[[ INPUT DATA, beginning ]]

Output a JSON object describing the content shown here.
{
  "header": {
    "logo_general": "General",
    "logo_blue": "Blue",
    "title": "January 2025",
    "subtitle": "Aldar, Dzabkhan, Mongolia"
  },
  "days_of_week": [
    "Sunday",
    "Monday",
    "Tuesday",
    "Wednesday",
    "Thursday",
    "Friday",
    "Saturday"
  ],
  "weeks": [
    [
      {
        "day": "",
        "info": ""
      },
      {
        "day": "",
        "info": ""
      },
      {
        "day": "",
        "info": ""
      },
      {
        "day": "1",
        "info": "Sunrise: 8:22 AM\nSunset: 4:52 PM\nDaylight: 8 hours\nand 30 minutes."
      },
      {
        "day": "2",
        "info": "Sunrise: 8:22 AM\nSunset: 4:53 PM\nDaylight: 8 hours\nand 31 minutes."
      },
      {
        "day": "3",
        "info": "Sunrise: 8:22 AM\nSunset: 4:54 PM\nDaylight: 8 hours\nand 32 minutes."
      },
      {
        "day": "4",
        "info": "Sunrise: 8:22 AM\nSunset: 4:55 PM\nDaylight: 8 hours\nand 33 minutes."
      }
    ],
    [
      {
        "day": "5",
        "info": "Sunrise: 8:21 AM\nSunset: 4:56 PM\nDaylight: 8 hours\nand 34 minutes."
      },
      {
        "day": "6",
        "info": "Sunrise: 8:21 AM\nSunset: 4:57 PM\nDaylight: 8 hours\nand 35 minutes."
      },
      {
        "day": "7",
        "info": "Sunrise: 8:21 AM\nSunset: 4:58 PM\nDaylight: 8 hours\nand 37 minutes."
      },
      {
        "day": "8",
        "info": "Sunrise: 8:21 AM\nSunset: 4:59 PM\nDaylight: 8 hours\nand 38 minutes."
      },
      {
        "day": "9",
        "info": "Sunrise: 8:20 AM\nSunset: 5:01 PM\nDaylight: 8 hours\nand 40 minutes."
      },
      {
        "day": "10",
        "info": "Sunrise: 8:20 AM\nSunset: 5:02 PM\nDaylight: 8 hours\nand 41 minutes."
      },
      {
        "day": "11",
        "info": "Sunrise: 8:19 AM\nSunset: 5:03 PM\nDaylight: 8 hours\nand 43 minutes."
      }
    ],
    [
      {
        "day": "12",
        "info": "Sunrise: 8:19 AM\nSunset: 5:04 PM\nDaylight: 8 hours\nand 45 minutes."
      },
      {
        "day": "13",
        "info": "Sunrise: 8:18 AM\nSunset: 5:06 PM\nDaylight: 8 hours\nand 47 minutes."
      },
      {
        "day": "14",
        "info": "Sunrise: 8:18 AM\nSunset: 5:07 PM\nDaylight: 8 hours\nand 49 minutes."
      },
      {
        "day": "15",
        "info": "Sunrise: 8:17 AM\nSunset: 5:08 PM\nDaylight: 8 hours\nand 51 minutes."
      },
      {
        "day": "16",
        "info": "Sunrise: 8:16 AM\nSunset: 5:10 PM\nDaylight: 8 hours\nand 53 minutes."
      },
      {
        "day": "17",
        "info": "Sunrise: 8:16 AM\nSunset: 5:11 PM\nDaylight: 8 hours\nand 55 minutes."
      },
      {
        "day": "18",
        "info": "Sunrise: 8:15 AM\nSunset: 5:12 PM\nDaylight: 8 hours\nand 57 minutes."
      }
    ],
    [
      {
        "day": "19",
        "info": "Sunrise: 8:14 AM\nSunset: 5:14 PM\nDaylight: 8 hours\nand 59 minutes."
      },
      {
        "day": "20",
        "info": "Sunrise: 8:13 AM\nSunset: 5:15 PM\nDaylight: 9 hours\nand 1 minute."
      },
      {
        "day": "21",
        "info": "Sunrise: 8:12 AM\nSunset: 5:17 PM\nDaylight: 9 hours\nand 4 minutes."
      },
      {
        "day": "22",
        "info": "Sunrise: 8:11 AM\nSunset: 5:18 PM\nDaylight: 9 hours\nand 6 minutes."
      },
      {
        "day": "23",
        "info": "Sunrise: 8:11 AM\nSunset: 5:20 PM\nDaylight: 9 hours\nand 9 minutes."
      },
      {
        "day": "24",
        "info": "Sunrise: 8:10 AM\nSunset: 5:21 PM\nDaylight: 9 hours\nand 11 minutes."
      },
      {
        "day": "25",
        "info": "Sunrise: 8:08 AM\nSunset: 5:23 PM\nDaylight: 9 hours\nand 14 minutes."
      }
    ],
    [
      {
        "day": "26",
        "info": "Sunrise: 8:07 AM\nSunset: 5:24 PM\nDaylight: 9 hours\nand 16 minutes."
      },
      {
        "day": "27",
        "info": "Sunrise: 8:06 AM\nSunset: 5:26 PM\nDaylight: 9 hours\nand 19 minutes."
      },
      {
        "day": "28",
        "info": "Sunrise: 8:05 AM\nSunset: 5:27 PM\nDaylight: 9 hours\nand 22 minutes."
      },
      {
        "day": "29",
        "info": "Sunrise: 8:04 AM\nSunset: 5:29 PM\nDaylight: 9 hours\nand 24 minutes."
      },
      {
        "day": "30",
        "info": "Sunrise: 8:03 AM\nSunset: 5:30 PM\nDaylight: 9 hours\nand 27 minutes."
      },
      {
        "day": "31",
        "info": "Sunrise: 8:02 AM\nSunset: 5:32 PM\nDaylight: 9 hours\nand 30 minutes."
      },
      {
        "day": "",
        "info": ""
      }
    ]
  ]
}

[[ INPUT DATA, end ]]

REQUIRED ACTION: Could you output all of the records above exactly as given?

TASK SOLUTION:
Output a JSON object describing the content shown here.
{
  "header": {
    "logo_general": "General",
    "logo_blue": "Blue",
    "title": "January 2025",
    "subtitle": "Aldar, Dzabkhan, Mongolia"
  },
  "days_of_week": [
    "Sunday",
    "Monday",
    "Tuesday",
    "Wednesday",
    "Thursday",
    "Friday",
    "Saturday"
  ],
  "weeks": [
    [
      {
        "day": "",
        "info": ""
      },
      {
        "day": "",
        "info": ""
      },
      {
        "day": "",
        "info": ""
      },
      {
        "day": "1",
        "info": "Sunrise: 8:22 AM\nSunset: 4:52 PM\nDaylight: 8 hours\nand 30 minutes."
      },
      {
        "day": "2",
        "info": "Sunrise: 8:22 AM\nSunset: 4:53 PM\nDaylight: 8 hours\nand 31 minutes."
      },
      {
        "day": "3",
        "info": "Sunrise: 8:22 AM\nSunset: 4:54 PM\nDaylight: 8 hours\nand 32 minutes."
      },
      {
        "day": "4",
        "info": "Sunrise: 8:22 AM\nSunset: 4:55 PM\nDaylight: 8 hours\nand 33 minutes."
      }
    ],
    [
      {
        "day": "5",
        "info": "Sunrise: 8:21 AM\nSunset: 4:56 PM\nDaylight: 8 hours\nand 34 minutes."
      },
      {
        "day": "6",
        "info": "Sunrise: 8:21 AM\nSunset: 4:57 PM\nDaylight: 8 hours\nand 35 minutes."
      },
      {
        "day": "7",
        "info": "Sunrise: 8:21 AM\nSunset: 4:58 PM\nDaylight: 8 hours\nand 37 minutes."
      },
      {
        "day": "8",
        "info": "Sunrise: 8:21 AM\nSunset: 4:59 PM\nDaylight: 8 hours\nand 38 minutes."
      },
      {
        "day": "9",
        "info": "Sunrise: 8:20 AM\nSunset: 5:01 PM\nDaylight: 8 hours\nand 40 minutes."
      },
      {
        "day": "10",
        "info": "Sunrise: 8:20 AM\nSunset: 5:02 PM\nDaylight: 8 hours\nand 41 minutes."
      },
      {
        "day": "11",
        "info": "Sunrise: 8:19 AM\nSunset: 5:03 PM\nDaylight: 8 hours\nand 43 minutes."
      }
    ],
    [
      {
        "day": "12",
        "info": "Sunrise: 8:19 AM\nSunset: 5:04 PM\nDaylight: 8 hours\nand 45 minutes."
      },
      {
        "day": "13",
        "info": "Sunrise: 8:18 AM\nSunset: 5:06 PM\nDaylight: 8 hours\nand 47 minutes."
      },
      {
        "day": "14",
        "info": "Sunrise: 8:18 AM\nSunset: 5:07 PM\nDaylight: 8 hours\nand 49 minutes."
      },
      {
        "day": "15",
        "info": "Sunrise: 8:17 AM\nSunset: 5:08 PM\nDaylight: 8 hours\nand 51 minutes."
      },
      {
        "day": "16",
        "info": "Sunrise: 8:16 AM\nSunset: 5:10 PM\nDaylight: 8 hours\nand 53 minutes."
      },
      {
        "day": "17",
        "info": "Sunrise: 8:16 AM\nSunset: 5:11 PM\nDaylight: 8 hours\nand 55 minutes."
      },
      {
        "day": "18",
        "info": "Sunrise: 8:15 AM\nSunset: 5:12 PM\nDaylight: 8 hours\nand 57 minutes."
      }
    ],
    [
      {
        "day": "19",
        "info": "Sunrise: 8:14 AM\nSunset: 5:14 PM\nDaylight: 8 hours\nand 59 minutes."
      },
      {
        "day": "20",
        "info": "Sunrise: 8:13 AM\nSunset: 5:15 PM\nDaylight: 9 hours\nand 1 minute."
      },
      {
        "day": "21",
        "info": "Sunrise: 8:12 AM\nSunset: 5:17 PM\nDaylight: 9 hours\nand 4 minutes."
      },
      {
        "day": "22",
        "info": "Sunrise: 8:11 AM\nSunset: 5:18 PM\nDaylight: 9 hours\nand 6 minutes."
      },
      {
        "day": "23",
        "info": "Sunrise: 8:11 AM\nSunset: 5:20 PM\nDaylight: 9 hours\nand 9 minutes."
      },
      {
        "day": "24",
        "info": "Sunrise: 8:10 AM\nSunset: 5:21 PM\nDaylight: 9 hours\nand 11 minutes."
      },
      {
        "day": "25",
        "info": "Sunrise: 8:08 AM\nSunset: 5:23 PM\nDaylight: 9 hours\nand 14 minutes."
      }
    ],
    [
      {
        "day": "26",
        "info": "Sunrise: 8:07 AM\nSunset: 5:24 PM\nDaylight: 9 hours\nand 16 minutes."
      },
      {
        "day": "27",
        "info": "Sunrise: 8:06 AM\nSunset: 5:26 PM\nDaylight: 9 hours\nand 19 minutes."
      },
      {
        "day": "28",
        "info": "Sunrise: 8:05 AM\nSunset: 5:27 PM\nDaylight: 9 hours\nand 22 minutes."
      },
      {
        "day": "29",
        "info": "Sunrise: 8:04 AM\nSunset: 5:29 PM\nDaylight: 9 hours\nand 24 minutes."
      },
      {
        "day": "30",
        "info": "Sunrise: 8:03 AM\nSunset: 5:30 PM\nDaylight: 9 hours\nand 27 minutes."
      },
      {
        "day": "31",
        "info": "Sunrise: 8:02 AM\nSunset: 5:32 PM\nDaylight: 9 hours\nand 30 minutes."
      },
      {
        "day": "",
        "info": ""
      }
    ]
  ]
}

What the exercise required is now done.